The common thread that connected these animals was that they were sauropods. Something about the anatomy of sauropods — lungs, hollow bones with a high strength-to-weight ratio, metabolism, or all of these things — unlocked their evolutionary potential. It allowed them to grow up in a way that no land animal has ever had before or since.
Likewise, the carnivorous dinosaurs repeatedly evolved huge ten-meter, multi-ton predators. Over 100 million years, megalosaurids, allosaurids, carcharodontosaurids, neovenatorids, and finally tyrannosaurs evolved giant apex predators.
Dinosaurs did well with large bodies. Big brain not so much. Dinosaurs showed a weak trend towards larger brain size over time. Jurassic dinosaurs like Allosaurus, stegosaurus, and Brachiosaurus had small brains.
By the end of the Cretaceous, 80 million years later, tyrannosaurs and duckbills had evolved larger brains. But despite its size, the T rex brain still weighed only 400 grams. A Velociraptor brain weighed 15 grams. The average human brain weighs 1.3 kilograms.
Dinosaurs have invaded new niches over time. Small herbivores became more common and birds diversified. Long-legged forms evolved later, suggesting an arms race between swift-footed predators and their prey.
Dinosaurs appear to have had increasingly complex social lives. They began to live in herds and developed elaborate horns for fighting and display. Yet dinosaurs seem to mostly repeat themselves, evolving giant herbivores and small-brained carnivores.
There is little across 100 million years of dinosaur history to indicate that they would have done anything radically different had the asteroid not intervened. We’d probably still have those super-giant, long-necked herbivores and huge tyrannosaur-like predators.
They may have developed slightly larger brains, but there is little evidence that they would have evolved into geniuses. Nor is it likely that mammals would have driven them out. Dinosaurs monopolized their environment until the very end, when the asteroid hit.
Mammals, meanwhile, had other limitations. They never evolved supergiant herbivores and carnivores. But they repeatedly developed big brains. Huge brains (as big or bigger than ours) evolved in killer whales, sperm whales, baleen whales, elephants, leopard seals and monkeys.
Today, a few descendants of dinosaurs — birds such as crows and parrots — have complex brains. They can use tools, talk and count. But it’s mammals like monkeys, elephants and dolphins that evolved the largest brains and most complex behaviors.
So did eliminating the dinosaurs guarantee that mammals would develop intelligence?
Well, maybe not.

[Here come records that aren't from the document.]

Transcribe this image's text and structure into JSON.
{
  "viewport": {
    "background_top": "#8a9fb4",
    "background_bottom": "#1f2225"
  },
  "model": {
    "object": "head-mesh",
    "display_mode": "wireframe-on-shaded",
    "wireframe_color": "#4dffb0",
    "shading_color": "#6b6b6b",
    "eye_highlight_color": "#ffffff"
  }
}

Start points may limit end points, but they don’t guarantee them either. Steve Jobs, Bill Gates, and Mark Zuckerberg all dropped out of college. But if dropping out automatically made you a multi-billionaire, every high school dropout would be rich. Even if you start in the right place, you need opportunity and luck.
The evolutionary history of primates suggests that our evolution was anything but inevitable. In Africa, primates evolved into big-brained apes and gave birth to modern humans in over 7 million years. Elsewhere, however, primate evolution followed very different paths.
When monkeys reached South America 35 million years ago, they simply evolved into more monkey species. And primates reached North America at least three times, 55 million years ago, 50 million years ago and 20 million years ago.
Yet they did not evolve into a species that makes nuclear weapons and smartphones. Instead, they went extinct for reasons we don’t understand.
In Africa, and only in Africa, primate evolution took a unique direction. Something in the fauna, flora or geography of Africa drove the evolution of apes: terrestrial primates with large bodies, large brains and tool-using primates.
Even with the dinosaurs gone, our evolution needed the right combination of chance and luck.
Nicholas R. LongrichSenior Lecturer in Paleontology and Evolutionary Biology, University of Bath
This article is republished from The Conversation under a Creative Commons license. Read the original article.